** Input data follows **
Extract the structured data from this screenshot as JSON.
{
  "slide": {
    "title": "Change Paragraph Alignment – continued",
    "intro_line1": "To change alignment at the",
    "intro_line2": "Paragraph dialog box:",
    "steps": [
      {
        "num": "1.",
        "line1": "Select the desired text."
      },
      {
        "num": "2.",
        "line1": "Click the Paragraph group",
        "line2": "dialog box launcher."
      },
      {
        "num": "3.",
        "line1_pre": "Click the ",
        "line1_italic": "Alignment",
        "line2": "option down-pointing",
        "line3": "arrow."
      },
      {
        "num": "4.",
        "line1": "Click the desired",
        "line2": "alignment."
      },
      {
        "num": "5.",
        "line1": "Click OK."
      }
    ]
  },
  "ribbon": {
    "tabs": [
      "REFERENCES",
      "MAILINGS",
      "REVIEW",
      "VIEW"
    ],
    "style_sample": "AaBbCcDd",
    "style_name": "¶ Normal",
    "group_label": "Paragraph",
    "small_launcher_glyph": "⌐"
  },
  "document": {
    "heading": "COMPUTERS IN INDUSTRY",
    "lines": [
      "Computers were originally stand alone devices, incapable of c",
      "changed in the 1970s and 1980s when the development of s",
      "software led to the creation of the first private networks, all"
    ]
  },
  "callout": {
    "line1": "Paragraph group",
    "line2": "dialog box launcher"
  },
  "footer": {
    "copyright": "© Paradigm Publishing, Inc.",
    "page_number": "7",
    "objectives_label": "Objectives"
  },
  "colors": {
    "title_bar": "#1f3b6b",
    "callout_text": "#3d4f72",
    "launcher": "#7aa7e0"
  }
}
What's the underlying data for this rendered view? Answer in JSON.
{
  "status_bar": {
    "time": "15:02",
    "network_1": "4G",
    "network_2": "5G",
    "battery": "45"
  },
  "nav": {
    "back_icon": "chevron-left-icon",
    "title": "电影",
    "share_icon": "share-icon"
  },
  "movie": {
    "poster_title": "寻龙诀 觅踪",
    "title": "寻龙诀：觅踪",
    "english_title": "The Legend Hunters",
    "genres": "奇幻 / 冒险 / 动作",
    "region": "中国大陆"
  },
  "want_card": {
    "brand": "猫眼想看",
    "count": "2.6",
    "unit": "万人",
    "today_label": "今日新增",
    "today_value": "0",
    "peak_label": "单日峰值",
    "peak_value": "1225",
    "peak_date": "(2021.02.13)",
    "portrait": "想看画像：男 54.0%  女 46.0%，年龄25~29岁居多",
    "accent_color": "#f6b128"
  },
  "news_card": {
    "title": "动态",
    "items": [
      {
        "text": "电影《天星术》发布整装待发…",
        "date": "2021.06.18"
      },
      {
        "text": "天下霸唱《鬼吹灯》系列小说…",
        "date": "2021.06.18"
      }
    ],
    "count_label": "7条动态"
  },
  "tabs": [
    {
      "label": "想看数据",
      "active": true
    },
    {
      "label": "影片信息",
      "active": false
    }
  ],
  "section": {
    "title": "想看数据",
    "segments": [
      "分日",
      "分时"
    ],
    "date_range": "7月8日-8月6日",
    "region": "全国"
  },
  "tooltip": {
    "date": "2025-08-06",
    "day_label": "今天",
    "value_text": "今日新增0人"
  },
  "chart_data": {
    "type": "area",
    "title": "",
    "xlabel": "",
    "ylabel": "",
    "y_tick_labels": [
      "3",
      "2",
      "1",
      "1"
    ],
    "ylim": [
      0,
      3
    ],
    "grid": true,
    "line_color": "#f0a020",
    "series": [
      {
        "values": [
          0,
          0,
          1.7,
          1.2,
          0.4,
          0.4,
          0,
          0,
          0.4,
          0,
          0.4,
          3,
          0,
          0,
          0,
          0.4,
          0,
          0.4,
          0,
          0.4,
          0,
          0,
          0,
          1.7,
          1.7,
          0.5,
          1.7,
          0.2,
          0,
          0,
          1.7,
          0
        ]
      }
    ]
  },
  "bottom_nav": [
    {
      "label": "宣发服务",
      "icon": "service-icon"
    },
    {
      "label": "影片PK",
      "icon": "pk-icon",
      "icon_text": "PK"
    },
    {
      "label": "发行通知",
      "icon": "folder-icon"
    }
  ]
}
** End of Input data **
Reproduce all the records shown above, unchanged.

#### [Task answer]
Extract the structured data from this screenshot as JSON.
{
  "slide": {
    "title": "Change Paragraph Alignment – continued",
    "intro_line1": "To change alignment at the",
    "intro_line2": "Paragraph dialog box:",
    "steps": [
      {
        "num": "1.",
        "line1": "Select the desired text."
      },
      {
        "num": "2.",
        "line1": "Click the Paragraph group",
        "line2": "dialog box launcher."
      },
      {
        "num": "3.",
        "line1_pre": "Click the ",
        "line1_italic": "Alignment",
        "line2": "option down-pointing",
        "line3": "arrow."
      },
      {
        "num": "4.",
        "line1": "Click the desired",
        "line2": "alignment."
      },
      {
        "num": "5.",
        "line1": "Click OK."
      }
    ]
  },
  "ribbon": {
    "tabs": [
      "REFERENCES",
      "MAILINGS",
      "REVIEW",
      "VIEW"
    ],
    "style_sample": "AaBbCcDd",
    "style_name": "¶ Normal",
    "group_label": "Paragraph",
    "small_launcher_glyph": "⌐"
  },
  "document": {
    "heading": "COMPUTERS IN INDUSTRY",
    "lines": [
      "Computers were originally stand alone devices, incapable of c",
      "changed in the 1970s and 1980s when the development of s",
      "software led to the creation of the first private networks, all"
    ]
  },
  "callout": {
    "line1": "Paragraph group",
    "line2": "dialog box launcher"
  },
  "footer": {
    "copyright": "© Paradigm Publishing, Inc.",
    "page_number": "7",
    "objectives_label": "Objectives"
  },
  "colors": {
    "title_bar": "#1f3b6b",
    "callout_text": "#3d4f72",
    "launcher": "#7aa7e0"
  }
}
What's the underlying data for this rendered view? Answer in JSON.
{
  "status_bar": {
    "time": "15:02",
    "network_1": "4G",
    "network_2": "5G",
    "battery": "45"
  },
  "nav": {
    "back_icon": "chevron-left-icon",
    "title": "电影",
    "share_icon": "share-icon"
  },
  "movie": {
    "poster_title": "寻龙诀 觅踪",
    "title": "寻龙诀：觅踪",
    "english_title": "The Legend Hunters",
    "genres": "奇幻 / 冒险 / 动作",
    "region": "中国大陆"
  },
  "want_card": {
    "brand": "猫眼想看",
    "count": "2.6",
    "unit": "万人",
    "today_label": "今日新增",
    "today_value": "0",
    "peak_label": "单日峰值",
    "peak_value": "1225",
    "peak_date": "(2021.02.13)",
    "portrait": "想看画像：男 54.0%  女 46.0%，年龄25~29岁居多",
    "accent_color": "#f6b128"
  },
  "news_card": {
    "title": "动态",
    "items": [
      {
        "text": "电影《天星术》发布整装待发…",
        "date": "2021.06.18"
      },
      {
        "text": "天下霸唱《鬼吹灯》系列小说…",
        "date": "2021.06.18"
      }
    ],
    "count_label": "7条动态"
  },
  "tabs": [
    {
      "label": "想看数据",
      "active": true
    },
    {
      "label": "影片信息",
      "active": false
    }
  ],
  "section": {
    "title": "想看数据",
    "segments": [
      "分日",
      "分时"
    ],
    "date_range": "7月8日-8月6日",
    "region": "全国"
  },
  "tooltip": {
    "date": "2025-08-06",
    "day_label": "今天",
    "value_text": "今日新增0人"
  },
  "chart_data": {
    "type": "area",
    "title": "",
    "xlabel": "",
    "ylabel": "",
    "y_tick_labels": [
      "3",
      "2",
      "1",
      "1"
    ],
    "ylim": [
      0,
      3
    ],
    "grid": true,
    "line_color": "#f0a020",
    "series": [
      {
        "values": [
          0,
          0,
          1.7,
          1.2,
          0.4,
          0.4,
          0,
          0,
          0.4,
          0,
          0.4,
          3,
          0,
          0,
          0,
          0.4,
          0,
          0.4,
          0,
          0.4,
          0,
          0,
          0,
          1.7,
          1.7,
          0.5,
          1.7,
          0.2,
          0,
          0,
          1.7,
          0
        ]
      }
    ]
  },
  "bottom_nav": [
    {
      "label": "宣发服务",
      "icon": "service-icon"
    },
    {
      "label": "影片PK",
      "icon": "pk-icon",
      "icon_text": "PK"
    },
    {
      "label": "发行通知",
      "icon": "folder-icon"
    }
  ]
}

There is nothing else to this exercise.